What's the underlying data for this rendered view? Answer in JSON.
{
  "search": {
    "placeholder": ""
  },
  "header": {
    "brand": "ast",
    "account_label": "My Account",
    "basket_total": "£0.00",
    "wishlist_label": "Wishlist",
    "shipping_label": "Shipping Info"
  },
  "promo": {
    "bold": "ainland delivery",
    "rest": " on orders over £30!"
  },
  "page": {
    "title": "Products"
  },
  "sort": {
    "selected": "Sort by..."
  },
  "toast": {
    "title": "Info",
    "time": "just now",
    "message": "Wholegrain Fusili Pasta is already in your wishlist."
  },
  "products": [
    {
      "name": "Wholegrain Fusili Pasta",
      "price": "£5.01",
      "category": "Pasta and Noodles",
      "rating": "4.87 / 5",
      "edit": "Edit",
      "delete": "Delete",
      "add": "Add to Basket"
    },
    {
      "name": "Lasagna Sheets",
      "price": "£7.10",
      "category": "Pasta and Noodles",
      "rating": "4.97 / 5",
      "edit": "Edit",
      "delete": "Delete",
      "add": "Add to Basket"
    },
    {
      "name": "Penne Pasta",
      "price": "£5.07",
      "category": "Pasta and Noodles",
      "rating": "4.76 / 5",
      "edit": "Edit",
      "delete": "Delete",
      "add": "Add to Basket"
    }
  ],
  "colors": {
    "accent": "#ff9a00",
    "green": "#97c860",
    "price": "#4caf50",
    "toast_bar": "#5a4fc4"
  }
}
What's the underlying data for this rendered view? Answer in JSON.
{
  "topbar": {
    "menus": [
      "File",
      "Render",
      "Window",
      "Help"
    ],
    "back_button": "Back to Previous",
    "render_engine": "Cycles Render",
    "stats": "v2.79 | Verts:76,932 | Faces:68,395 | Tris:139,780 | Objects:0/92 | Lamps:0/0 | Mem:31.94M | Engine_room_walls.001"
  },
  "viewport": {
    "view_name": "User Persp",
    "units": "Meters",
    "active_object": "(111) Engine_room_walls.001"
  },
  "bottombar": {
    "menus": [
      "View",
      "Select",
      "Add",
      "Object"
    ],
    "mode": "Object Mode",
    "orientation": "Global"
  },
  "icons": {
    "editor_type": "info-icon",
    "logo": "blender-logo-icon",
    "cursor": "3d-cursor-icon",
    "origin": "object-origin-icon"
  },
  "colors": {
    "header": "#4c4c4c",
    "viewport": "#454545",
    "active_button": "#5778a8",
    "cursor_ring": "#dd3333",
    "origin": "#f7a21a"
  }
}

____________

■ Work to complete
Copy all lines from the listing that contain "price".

■ Solution for this task
      "price": "£5.01",
      "price": "£7.10",
      "price": "£5.07",
    "price": "#4caf50",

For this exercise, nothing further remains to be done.